__Exercise instructions__:
Drop every image, then reproduce the data exactly as given.

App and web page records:
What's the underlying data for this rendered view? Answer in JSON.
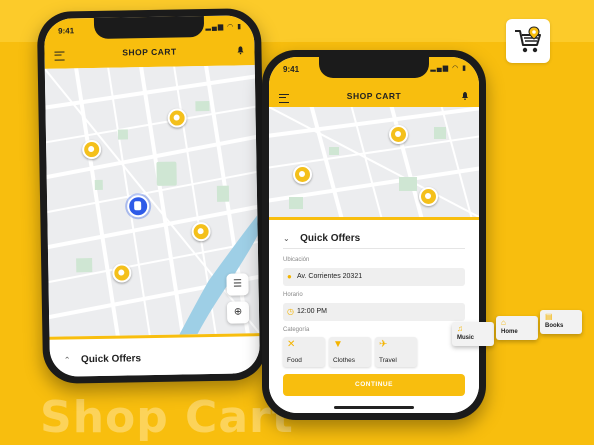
{
  "brand": {
    "watermark": "Shop Cart",
    "accent": "#F8BE0E",
    "logo_icon": "cart-pin-icon"
  },
  "phone1": {
    "time": "9:41",
    "status_icons": "▂▄▆ ◠ ▮",
    "title": "SHOP CART",
    "sheet_title": "Quick Offers",
    "map_buttons": [
      "filter-icon",
      "locate-icon"
    ]
  },
  "phone2": {
    "time": "9:41",
    "status_icons": "▂▄▆ ◠ ▮",
    "title": "SHOP CART",
    "sheet_title": "Quick Offers",
    "location_label": "Ubicación",
    "location_value": "Av. Corrientes 20321",
    "time_label": "Horario",
    "time_value": "12:00 PM",
    "category_label": "Categoría",
    "categories": [
      {
        "label": "Food",
        "icon": "fork-knife-icon"
      },
      {
        "label": "Clothes",
        "icon": "shirt-icon"
      },
      {
        "label": "Travel",
        "icon": "plane-icon"
      }
    ],
    "cta": "CONTINUE"
  },
  "floating_categories": [
    {
      "label": "Music",
      "icon": "headphones-icon"
    },
    {
      "label": "Home",
      "icon": "home-icon"
    },
    {
      "label": "Books",
      "icon": "book-icon"
    }
  ]
}
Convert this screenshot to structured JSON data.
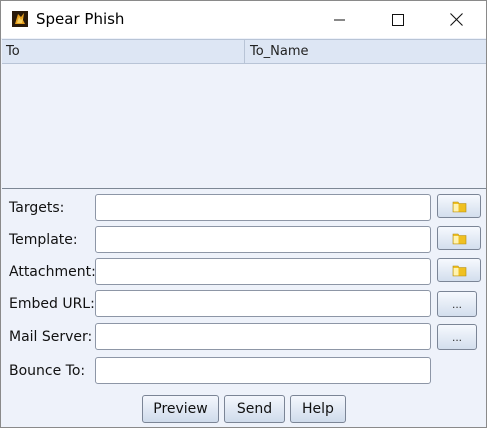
{
  "window": {
    "title": "Spear Phish",
    "icon": "app-icon",
    "controls": [
      "minimize-icon",
      "maximize-icon",
      "close-icon"
    ]
  },
  "table": {
    "columns": [
      "To",
      "To_Name"
    ],
    "rows": []
  },
  "form": {
    "targets_label": "Targets:",
    "targets_value": "",
    "template_label": "Template:",
    "template_value": "",
    "attachment_label": "Attachment:",
    "attachment_value": "",
    "embed_url_label": "Embed URL:",
    "embed_url_value": "",
    "mail_server_label": "Mail Server:",
    "mail_server_value": "",
    "bounce_to_label": "Bounce To:",
    "bounce_to_value": "",
    "ellipsis_label": "..."
  },
  "buttons": {
    "preview": "Preview",
    "send": "Send",
    "help": "Help"
  },
  "colors": {
    "panel": "#eef2fa",
    "header": "#dde6f4",
    "folder": "#f0c020"
  }
}
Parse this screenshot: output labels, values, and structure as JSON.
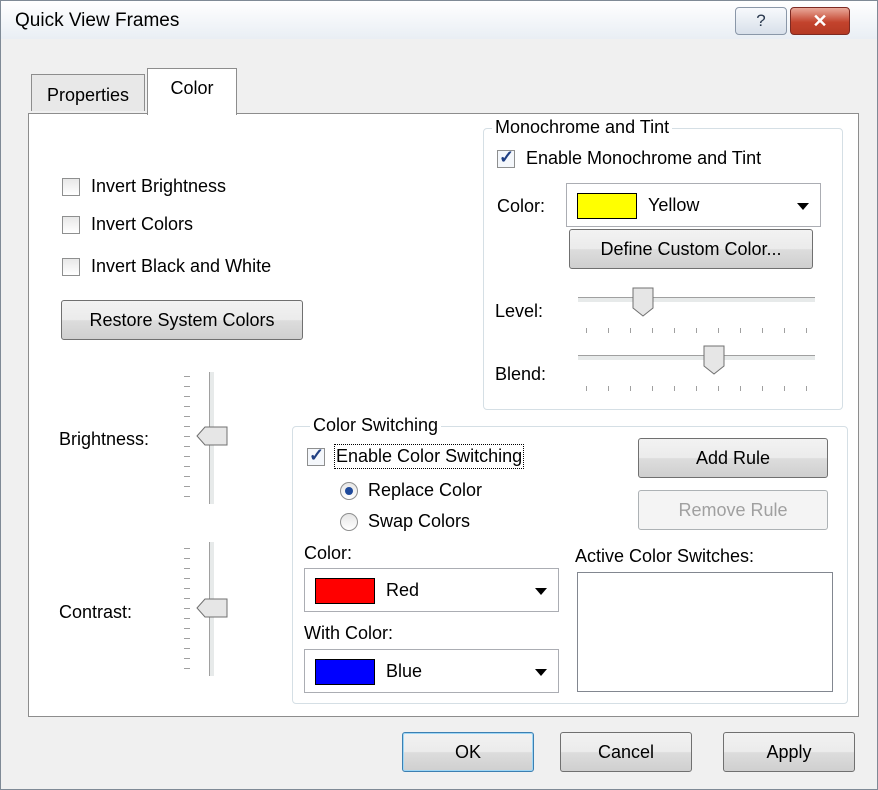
{
  "window": {
    "title": "Quick View Frames",
    "help_glyph": "?",
    "close_glyph": "✕"
  },
  "tabs": [
    {
      "label": "Properties"
    },
    {
      "label": "Color"
    }
  ],
  "left": {
    "invert_brightness": {
      "label": "Invert Brightness",
      "checked": false
    },
    "invert_colors": {
      "label": "Invert Colors",
      "checked": false
    },
    "invert_bw": {
      "label": "Invert Black and White",
      "checked": false
    },
    "restore_button": "Restore System Colors",
    "brightness_label": "Brightness:",
    "contrast_label": "Contrast:"
  },
  "mono": {
    "legend": "Monochrome and Tint",
    "enable": {
      "label": "Enable Monochrome and Tint",
      "checked": true
    },
    "color_label": "Color:",
    "color_value": "Yellow",
    "color_hex": "#ffff00",
    "define_button": "Define Custom Color...",
    "level_label": "Level:",
    "blend_label": "Blend:",
    "level": 0.25,
    "blend": 0.58
  },
  "switching": {
    "legend": "Color Switching",
    "enable": {
      "label": "Enable Color Switching",
      "checked": true
    },
    "replace": {
      "label": "Replace Color",
      "selected": true
    },
    "swap": {
      "label": "Swap Colors",
      "selected": false
    },
    "color_label": "Color:",
    "color_value": "Red",
    "color_hex": "#ff0000",
    "with_label": "With Color:",
    "with_value": "Blue",
    "with_hex": "#0000ff",
    "add_button": "Add Rule",
    "remove_button": "Remove Rule",
    "active_label": "Active Color Switches:",
    "active_items": []
  },
  "footer": {
    "ok": "OK",
    "cancel": "Cancel",
    "apply": "Apply"
  }
}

__Task output__:
What's the underlying data for this rendered view? Answer in JSON.
{
  "brand": {
    "watermark": "Shop Cart",
    "accent": "#F8BE0E",
    "logo_icon": "cart-pin-icon"
  },
  "phone1": {
    "time": "9:41",
    "status_icons": "▂▄▆ ◠ ▮",
    "title": "SHOP CART",
    "sheet_title": "Quick Offers",
    "map_buttons": [
      "filter-icon",
      "locate-icon"
    ]
  },
  "phone2": {
    "time": "9:41",
    "status_icons": "▂▄▆ ◠ ▮",
    "title": "SHOP CART",
    "sheet_title": "Quick Offers",
    "location_label": "Ubicación",
    "location_value": "Av. Corrientes 20321",
    "time_label": "Horario",
    "time_value": "12:00 PM",
    "category_label": "Categoría",
    "categories": [
      {
        "label": "Food",
        "icon": "fork-knife-icon"
      },
      {
        "label": "Clothes",
        "icon": "shirt-icon"
      },
      {
        "label": "Travel",
        "icon": "plane-icon"
      }
    ],
    "cta": "CONTINUE"
  },
  "floating_categories": [
    {
      "label": "Music",
      "icon": "headphones-icon"
    },
    {
      "label": "Home",
      "icon": "home-icon"
    },
    {
      "label": "Books",
      "icon": "book-icon"
    }
  ]
}
Convert this screenshot to structured JSON data.
{
  "window": {
    "title": "Spear Phish",
    "icon": "app-icon",
    "controls": [
      "minimize-icon",
      "maximize-icon",
      "close-icon"
    ]
  },
  "table": {
    "columns": [
      "To",
      "To_Name"
    ],
    "rows": []
  },
  "form": {
    "targets_label": "Targets:",
    "targets_value": "",
    "template_label": "Template:",
    "template_value": "",
    "attachment_label": "Attachment:",
    "attachment_value": "",
    "embed_url_label": "Embed URL:",
    "embed_url_value": "",
    "mail_server_label": "Mail Server:",
    "mail_server_value": "",
    "bounce_to_label": "Bounce To:",
    "bounce_to_value": "",
    "ellipsis_label": "..."
  },
  "buttons": {
    "preview": "Preview",
    "send": "Send",
    "help": "Help"
  },
  "colors": {
    "panel": "#eef2fa",
    "header": "#dde6f4",
    "folder": "#f0c020"
  }
}
Parse this screenshot: output labels, values, and structure as JSON.
{
  "window": {
    "title": "Quick View Frames",
    "help_glyph": "?",
    "close_glyph": "✕"
  },
  "tabs": [
    {
      "label": "Properties"
    },
    {
      "label": "Color"
    }
  ],
  "left": {
    "invert_brightness": {
      "label": "Invert Brightness",
      "checked": false
    },
    "invert_colors": {
      "label": "Invert Colors",
      "checked": false
    },
    "invert_bw": {
      "label": "Invert Black and White",
      "checked": false
    },
    "restore_button": "Restore System Colors",
    "brightness_label": "Brightness:",
    "contrast_label": "Contrast:"
  },
  "mono": {
    "legend": "Monochrome and Tint",
    "enable": {
      "label": "Enable Monochrome and Tint",
      "checked": true
    },
    "color_label": "Color:",
    "color_value": "Yellow",
    "color_hex": "#ffff00",
    "define_button": "Define Custom Color...",
    "level_label": "Level:",
    "blend_label": "Blend:",
    "level": 0.25,
    "blend": 0.58
  },
  "switching": {
    "legend": "Color Switching",
    "enable": {
      "label": "Enable Color Switching",
      "checked": true
    },
    "replace": {
      "label": "Replace Color",
      "selected": true
    },
    "swap": {
      "label": "Swap Colors",
      "selected": false
    },
    "color_label": "Color:",
    "color_value": "Red",
    "color_hex": "#ff0000",
    "with_label": "With Color:",
    "with_value": "Blue",
    "with_hex": "#0000ff",
    "add_button": "Add Rule",
    "remove_button": "Remove Rule",
    "active_label": "Active Color Switches:",
    "active_items": []
  },
  "footer": {
    "ok": "OK",
    "cancel": "Cancel",
    "apply": "Apply"
  }
}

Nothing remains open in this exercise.